Although economic rationalism apparently lies behind much of the current pressure to offer education in online modes, there are undoubtedly many pedagogical benefits potential in online delivery. Equally, there are many drawbacks, which can often be psychosocially significant, though financially intangible. The issue of online education can be considered against a wider re-evaluation of the role of universities in society. Are the commercial requirements of online delivery fundamentally incompatible with the pedagogical benefits we would wish? Although online learning environments can facilitate both instructive and constructive modes of learning, it is questionable whether we can reconcile all the stakeholder requirements involved. Assuming that, whether motivated by commercial or pedagogical interests, online education is here to stay in some form or another, our dilemma is as follows. Can we simultaneously satisfy the requirements of pedagogy, fiscal masters, and our moral obligations to humanity? Or is it all too hard?
Several benefits from a pedagogical perspective can also be enumerated. These include widening of access, diversification of modes of communication among learners and teachers, currency and updatability of materials, attractiveness of (and hence engagement with) multimedia products, audit trails for assessing participation, increased availability of information and other, perhaps international, learning resources, and so on. These may require closer, contextualised examination to determine whether the benefits are real or always desirable, but if technology is neutral, there are real pedagogical opportunities to be considered.
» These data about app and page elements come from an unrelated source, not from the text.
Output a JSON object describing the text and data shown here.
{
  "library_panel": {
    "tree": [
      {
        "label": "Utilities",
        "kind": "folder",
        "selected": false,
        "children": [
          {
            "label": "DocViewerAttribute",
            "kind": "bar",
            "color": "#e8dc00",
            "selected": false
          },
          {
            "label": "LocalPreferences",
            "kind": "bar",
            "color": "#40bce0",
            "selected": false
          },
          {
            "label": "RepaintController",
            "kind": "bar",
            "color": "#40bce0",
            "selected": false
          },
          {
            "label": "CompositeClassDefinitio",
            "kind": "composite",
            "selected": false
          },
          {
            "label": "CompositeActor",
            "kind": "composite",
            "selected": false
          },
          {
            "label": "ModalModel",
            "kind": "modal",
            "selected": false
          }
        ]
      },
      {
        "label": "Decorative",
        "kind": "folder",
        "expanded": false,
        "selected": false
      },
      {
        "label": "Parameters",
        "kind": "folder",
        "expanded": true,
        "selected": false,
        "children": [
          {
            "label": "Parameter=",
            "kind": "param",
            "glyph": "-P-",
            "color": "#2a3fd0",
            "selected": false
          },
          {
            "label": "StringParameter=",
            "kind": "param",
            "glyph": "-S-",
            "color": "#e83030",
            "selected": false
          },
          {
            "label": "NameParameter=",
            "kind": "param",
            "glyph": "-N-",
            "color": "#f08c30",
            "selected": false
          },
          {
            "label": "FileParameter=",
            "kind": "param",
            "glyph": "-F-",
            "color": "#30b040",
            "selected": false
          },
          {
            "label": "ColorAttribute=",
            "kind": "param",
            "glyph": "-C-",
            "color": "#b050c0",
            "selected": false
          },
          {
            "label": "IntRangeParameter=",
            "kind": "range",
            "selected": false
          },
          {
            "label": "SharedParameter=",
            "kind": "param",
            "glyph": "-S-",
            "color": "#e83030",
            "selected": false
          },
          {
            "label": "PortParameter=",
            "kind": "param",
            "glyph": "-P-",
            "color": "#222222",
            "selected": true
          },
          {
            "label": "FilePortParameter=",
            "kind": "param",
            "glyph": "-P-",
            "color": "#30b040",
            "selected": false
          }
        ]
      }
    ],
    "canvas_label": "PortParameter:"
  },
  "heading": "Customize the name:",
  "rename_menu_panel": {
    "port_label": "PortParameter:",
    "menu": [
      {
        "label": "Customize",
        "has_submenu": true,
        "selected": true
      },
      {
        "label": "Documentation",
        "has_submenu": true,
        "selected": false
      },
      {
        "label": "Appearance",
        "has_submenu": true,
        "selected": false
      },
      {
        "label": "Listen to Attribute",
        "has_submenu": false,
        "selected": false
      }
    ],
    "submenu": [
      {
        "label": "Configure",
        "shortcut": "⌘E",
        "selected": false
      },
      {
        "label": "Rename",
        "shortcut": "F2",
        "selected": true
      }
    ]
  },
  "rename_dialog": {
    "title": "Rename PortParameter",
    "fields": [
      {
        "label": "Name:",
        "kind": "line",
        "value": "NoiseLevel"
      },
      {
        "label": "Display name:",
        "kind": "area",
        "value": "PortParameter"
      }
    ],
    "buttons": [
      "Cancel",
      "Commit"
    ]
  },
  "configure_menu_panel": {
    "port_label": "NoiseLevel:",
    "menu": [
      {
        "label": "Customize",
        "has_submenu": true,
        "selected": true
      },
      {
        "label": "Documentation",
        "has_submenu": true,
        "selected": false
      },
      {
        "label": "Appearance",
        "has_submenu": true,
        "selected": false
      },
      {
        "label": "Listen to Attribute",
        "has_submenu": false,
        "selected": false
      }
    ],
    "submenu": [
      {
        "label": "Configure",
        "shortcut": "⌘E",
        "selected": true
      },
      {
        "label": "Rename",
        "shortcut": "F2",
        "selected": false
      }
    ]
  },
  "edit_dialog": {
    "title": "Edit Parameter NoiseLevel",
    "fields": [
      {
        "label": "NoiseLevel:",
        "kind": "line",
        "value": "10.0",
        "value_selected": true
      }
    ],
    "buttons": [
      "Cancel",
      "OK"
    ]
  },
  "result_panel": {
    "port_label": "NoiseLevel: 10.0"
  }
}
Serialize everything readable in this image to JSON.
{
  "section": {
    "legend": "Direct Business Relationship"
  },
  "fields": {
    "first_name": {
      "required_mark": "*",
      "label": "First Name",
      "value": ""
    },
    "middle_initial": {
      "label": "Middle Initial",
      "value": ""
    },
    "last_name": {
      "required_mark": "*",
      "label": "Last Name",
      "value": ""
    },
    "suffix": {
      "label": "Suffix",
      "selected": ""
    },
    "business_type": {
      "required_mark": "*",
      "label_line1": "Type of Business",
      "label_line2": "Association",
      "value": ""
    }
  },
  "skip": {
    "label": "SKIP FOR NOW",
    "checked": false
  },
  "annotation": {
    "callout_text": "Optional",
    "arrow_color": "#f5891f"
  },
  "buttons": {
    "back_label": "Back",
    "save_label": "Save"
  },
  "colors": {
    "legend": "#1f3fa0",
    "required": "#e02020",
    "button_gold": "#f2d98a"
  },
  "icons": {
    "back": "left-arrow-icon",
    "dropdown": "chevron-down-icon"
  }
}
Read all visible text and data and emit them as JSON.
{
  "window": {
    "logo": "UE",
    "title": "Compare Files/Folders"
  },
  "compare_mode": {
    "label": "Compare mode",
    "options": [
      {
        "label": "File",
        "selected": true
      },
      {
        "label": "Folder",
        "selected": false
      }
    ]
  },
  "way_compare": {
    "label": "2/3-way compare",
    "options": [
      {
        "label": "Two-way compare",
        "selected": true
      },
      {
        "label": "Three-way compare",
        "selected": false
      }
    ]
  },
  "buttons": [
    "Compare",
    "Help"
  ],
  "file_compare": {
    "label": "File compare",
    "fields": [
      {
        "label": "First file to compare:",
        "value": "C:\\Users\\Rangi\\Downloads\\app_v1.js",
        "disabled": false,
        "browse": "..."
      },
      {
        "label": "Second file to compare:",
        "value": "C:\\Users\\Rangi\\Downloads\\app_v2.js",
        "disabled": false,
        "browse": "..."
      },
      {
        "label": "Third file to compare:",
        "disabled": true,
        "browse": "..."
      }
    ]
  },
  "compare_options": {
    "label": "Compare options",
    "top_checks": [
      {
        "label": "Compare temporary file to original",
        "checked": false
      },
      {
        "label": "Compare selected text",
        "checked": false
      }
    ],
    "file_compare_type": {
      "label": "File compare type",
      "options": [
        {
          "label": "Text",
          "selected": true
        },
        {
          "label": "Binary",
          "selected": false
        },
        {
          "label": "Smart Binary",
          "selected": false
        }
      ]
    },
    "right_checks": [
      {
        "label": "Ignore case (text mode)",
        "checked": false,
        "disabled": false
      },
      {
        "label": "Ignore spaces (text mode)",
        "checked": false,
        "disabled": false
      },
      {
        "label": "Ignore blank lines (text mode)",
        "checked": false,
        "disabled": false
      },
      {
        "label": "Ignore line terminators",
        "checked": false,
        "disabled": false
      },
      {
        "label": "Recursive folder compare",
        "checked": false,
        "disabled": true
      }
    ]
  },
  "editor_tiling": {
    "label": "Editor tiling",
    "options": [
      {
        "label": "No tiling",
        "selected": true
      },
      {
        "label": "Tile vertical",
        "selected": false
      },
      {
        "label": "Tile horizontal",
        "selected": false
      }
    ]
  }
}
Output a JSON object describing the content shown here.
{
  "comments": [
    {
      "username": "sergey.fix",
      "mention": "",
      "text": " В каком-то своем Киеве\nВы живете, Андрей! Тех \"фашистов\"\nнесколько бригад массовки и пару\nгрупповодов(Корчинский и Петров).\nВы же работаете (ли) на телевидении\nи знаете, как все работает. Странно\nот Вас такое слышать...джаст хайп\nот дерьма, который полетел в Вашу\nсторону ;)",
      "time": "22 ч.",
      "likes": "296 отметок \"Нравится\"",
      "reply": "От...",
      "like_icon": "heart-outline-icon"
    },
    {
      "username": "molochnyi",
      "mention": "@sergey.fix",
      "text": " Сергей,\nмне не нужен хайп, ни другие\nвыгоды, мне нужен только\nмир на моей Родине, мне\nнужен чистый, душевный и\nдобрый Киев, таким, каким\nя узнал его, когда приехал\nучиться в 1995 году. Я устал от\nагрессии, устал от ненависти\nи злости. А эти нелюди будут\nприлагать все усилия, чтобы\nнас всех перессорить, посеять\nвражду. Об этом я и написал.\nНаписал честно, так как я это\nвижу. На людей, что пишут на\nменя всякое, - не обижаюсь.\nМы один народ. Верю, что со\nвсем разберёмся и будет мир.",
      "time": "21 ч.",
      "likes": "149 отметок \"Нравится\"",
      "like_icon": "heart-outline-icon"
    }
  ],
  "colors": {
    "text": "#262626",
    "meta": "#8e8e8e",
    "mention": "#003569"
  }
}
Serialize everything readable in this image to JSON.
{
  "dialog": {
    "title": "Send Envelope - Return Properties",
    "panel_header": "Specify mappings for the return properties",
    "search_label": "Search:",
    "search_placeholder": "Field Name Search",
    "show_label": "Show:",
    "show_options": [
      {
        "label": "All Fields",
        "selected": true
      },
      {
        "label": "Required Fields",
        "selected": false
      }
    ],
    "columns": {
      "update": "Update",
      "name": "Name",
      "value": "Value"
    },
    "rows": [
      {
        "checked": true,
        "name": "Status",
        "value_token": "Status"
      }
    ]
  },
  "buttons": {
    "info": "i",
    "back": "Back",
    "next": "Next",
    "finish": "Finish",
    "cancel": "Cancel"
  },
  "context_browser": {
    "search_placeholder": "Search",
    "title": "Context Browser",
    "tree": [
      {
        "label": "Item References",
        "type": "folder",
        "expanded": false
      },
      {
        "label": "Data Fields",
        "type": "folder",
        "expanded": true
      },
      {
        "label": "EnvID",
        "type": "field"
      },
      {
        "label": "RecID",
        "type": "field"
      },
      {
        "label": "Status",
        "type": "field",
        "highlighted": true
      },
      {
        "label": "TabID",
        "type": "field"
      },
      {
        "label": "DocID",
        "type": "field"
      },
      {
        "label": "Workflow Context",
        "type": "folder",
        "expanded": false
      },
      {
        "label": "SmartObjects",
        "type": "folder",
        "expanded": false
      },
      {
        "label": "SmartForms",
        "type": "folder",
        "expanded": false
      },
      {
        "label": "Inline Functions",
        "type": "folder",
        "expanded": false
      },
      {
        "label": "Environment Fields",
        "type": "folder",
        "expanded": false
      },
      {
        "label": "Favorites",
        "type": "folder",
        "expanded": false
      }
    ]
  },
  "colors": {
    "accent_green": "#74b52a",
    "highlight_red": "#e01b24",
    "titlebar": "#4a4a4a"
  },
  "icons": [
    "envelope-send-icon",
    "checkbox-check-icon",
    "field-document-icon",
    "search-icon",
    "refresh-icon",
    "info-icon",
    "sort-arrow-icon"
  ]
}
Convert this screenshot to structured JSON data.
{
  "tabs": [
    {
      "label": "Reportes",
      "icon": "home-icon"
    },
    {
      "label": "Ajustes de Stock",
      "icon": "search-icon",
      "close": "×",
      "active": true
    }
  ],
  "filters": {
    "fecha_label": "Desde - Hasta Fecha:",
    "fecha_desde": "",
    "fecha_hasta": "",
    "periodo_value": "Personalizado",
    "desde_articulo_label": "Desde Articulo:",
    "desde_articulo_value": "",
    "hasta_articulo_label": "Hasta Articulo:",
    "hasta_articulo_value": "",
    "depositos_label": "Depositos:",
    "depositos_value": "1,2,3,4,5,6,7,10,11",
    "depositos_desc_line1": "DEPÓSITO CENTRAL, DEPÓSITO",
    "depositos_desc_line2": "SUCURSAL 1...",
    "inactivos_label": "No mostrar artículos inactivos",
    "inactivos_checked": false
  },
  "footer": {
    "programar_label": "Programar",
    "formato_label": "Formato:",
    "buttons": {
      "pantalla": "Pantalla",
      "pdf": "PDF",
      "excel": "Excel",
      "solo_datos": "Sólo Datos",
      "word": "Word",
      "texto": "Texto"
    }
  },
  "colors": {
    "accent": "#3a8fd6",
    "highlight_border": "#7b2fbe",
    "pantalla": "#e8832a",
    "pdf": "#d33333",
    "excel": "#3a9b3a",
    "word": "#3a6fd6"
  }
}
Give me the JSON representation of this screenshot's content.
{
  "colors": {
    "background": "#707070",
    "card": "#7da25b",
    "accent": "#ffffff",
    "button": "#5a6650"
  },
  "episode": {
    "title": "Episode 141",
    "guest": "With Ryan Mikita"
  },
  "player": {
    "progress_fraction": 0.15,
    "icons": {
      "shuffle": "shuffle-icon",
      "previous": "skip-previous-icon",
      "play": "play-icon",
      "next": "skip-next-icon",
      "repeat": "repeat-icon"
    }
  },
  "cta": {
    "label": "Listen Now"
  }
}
At the same time, drawbacks can explicitly be identified against particular teaching philosophies, which counteract superficially attractive benefits. Loss of peer group and teacher intimacy, the untransferable charismatic qualities of episodic experiences, reduction of holistic learning materials to electronically transmittable forms, dependence on computer literacy and accessibility, loss of the extracurricular possibilities of campus settings, a monoculturalist ethos, equity issues, and many other financially intangible characteristics of education, are just some examples. A considerable literature has emerged that critically discusses these issues (e.g Mason, 1994, Noble, 1997), and as IT educators we are surely unlikely to be bewitched by hype in evaluating the realistic possibilities of the technology.
Perhaps it is not presumptuous to suggest that as humanitarians we have a societal duty to ensure that higher education will be provided to timeless standards. As educators faced with powerful, maybe inevitable, forces we consider it critical to ensure effective pedagogy is not forgotten in implementing online education. As IT professionals we have the skills and knowledge to critically assess and utilise the technologies involved, and can confirm that they require significant resource commitments (Downes, 1998). As systems specialists we have many tools to discover and analyse the stakeholder requirements, examine conflicts of interest, ensure ownership of the productions by those involved, and to implement new ways of working in sensitively handled change management exercises. But as victims of forces beyond our control we are obliged to collude in the commercialisation of higher education as dictated policy.
Employers want bright learners with developed thinking, and other generic skills. Students have the traditional motivations, but perhaps a keener eye on specific employability than previously, and the same needs for intimacy and peer support they have always had. Governments want increased numbers going through the system. Managers want productivity and profits, efficiency and effectiveness. Institutional representatives are concerned with reputation, ideology, and distinctiveness. Vendors want sales and accreditable product lock-ins. Educators have motivations from joy of learning to excitement of ideas to development of potential. And so on.
In this session we would like to begin to explore these and other motivations which apply in contemporary higher education, and whether the changes to working practice implied by online provision can be reconciled with satisfying all of these.
Mason, R. (1994). Using Communications Media in Open and Flexible Learning. Kogan Page, London.
Noble D.F. (1997). Digital Diploma Mills: The Automation of Higher Education. http://www.firstmonday.dk/issues/issue3_1/noble/index.html, York University (accessed November 26th 1998).
|The authors are respectively Senior Academic and Programme Chair in the Information Systems programme at Murdoch University, Perth, Western Australia. Murdoch University has a significant commitment to online provision, and already runs numerous units in this mode, detailed at
http://www.murdoch.edu.au/online/ Murdoch is consistently the highest ranked public University in Australia for good teaching.
Please cite as: Gammack, J. and Hobbs, V. (1999). Can online education serve two masters? In K. Martin, N. Stanley and N. Davison (Eds), Teaching in the Disciplines/ Learning in Context, 135-137. Proceedings of the 8th Annual Teaching Learning Forum, The University of Western Australia, February 1999. Perth: UWA. http://lsn.curtin.edu.au/tlf/tlf1999/gammack.html